Test work conducted by the University of British Columbia (UBC) on mineralised material from the Turnagain nickel project has demonstrated significant mineral sequestration of carbon dioxide (CO2), supporting owner Giga Metals’ ambition to build a “true” carbon natural mine.
Test work shows that the greenhouse gas is absorbed by exposing tailings or other waste rock to the atmosphere, which converts the host rock minerals to carbonate minerals, locking away the CO2 for geological time periods.
Giga Metals president Martin Vydra says Turnagain could achieve carbon neutrality without purchasing carbon credits.
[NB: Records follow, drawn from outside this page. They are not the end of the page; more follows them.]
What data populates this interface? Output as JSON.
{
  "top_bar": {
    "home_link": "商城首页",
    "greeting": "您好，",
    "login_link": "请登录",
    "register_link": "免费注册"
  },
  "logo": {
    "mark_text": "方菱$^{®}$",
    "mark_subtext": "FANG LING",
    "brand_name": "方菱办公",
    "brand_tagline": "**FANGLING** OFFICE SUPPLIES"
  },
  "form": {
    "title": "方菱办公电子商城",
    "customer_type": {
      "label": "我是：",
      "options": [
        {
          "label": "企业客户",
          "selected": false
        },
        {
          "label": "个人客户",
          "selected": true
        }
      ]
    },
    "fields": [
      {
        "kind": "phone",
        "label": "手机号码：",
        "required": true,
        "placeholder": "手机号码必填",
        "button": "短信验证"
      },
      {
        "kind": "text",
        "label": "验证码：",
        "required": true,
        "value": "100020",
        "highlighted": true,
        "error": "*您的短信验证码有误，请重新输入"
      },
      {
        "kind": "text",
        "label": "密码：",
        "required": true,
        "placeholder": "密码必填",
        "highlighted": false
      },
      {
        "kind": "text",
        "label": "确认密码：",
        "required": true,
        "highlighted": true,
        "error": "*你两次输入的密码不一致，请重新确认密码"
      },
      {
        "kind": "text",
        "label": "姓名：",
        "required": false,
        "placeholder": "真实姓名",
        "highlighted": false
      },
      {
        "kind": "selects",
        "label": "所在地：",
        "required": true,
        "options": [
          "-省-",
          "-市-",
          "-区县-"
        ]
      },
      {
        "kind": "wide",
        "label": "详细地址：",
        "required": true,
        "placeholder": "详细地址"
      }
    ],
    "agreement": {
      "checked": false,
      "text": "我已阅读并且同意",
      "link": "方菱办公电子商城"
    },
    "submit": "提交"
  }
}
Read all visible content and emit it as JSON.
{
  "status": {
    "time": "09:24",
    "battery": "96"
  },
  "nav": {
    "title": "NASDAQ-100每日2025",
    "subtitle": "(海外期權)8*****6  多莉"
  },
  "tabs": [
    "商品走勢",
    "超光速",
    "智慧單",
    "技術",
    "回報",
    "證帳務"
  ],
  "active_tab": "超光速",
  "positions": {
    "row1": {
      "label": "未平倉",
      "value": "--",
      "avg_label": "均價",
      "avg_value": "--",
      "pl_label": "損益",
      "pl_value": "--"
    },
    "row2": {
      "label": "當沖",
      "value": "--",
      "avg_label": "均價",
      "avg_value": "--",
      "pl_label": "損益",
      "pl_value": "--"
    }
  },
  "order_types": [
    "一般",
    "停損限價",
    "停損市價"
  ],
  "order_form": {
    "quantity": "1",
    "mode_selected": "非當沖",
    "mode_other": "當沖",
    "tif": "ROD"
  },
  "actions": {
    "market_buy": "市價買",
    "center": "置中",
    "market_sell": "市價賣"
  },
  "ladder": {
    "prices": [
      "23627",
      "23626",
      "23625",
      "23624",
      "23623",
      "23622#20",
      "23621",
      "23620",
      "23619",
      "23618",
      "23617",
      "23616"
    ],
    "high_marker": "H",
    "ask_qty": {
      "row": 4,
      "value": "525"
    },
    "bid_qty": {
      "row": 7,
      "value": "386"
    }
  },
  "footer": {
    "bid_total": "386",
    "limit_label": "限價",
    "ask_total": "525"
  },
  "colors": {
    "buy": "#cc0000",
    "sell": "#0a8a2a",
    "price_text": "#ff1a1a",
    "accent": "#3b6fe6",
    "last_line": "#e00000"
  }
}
“As the only North American undeveloped nickel deposit of this scale solely focused on the Class I and the battery chemical market, we think our emphasis on low carbon and other ESG principles will make us a desirable source of battery metals for electric vehicles,” he comments in a statement, announcing the test results.
The test work was conducted by a team led by UBC’s Dr Greg Dipple, who has been studying mineral sequestration of CO2 in mine tailings around the world for more than 15 years and whose work has recently been cited in the MIT Technology Review outlining the potential for mineral carbonation processes to permanently sequester vast amounts of CO2 and the interest that is being shown in generating carbon credits through this form of sequestration.
Dipple explains that the initial testing of the Turnagain material took place over a four-week period and showed average absorption rates of 2.7 kg CO2/m2/y for the control sample, with absorption continuing at this rate over the four-week test period.
A second sample was tested with periodic mixing of the tailings layer, reflecting potential active management of a tailings facility; this second sample showed a sustained increase in carbon sequestration rates of 25%. During periods of optimal moisture and mixing, the sequestration rates increased up to three times the long-term average.
In the 2020 preliminary economic assessment (PEA), Giga Metals disclosed expected emissions from a commercial operation of less than 2.5 t CO2e/t of nickel produced in concentrate with a diesel haul fleet and less than 0.75 t CO2e/t of nickel produced with an electrified haul fleet. This is an order of magnitude lower than the global weighted average of 25.6 t CO2e/t of finished nickel reported by Wood Mackenzie.
At the demonstrated basic sequestration rate of 2.7 kg/m2/y and factoring in the tailings management facility size used in the PEA, Giga Metals estimates that about 900 000 t of CO2 would be sequestered over the mine life, or 0.72 t CO2/t of nickel produced. Seasonal variations and management strategies may cause CO2 sequestration rates to vary. This sequestration rate would make Turnagain a carbon neutral project if an electrified haul fleet becomes available.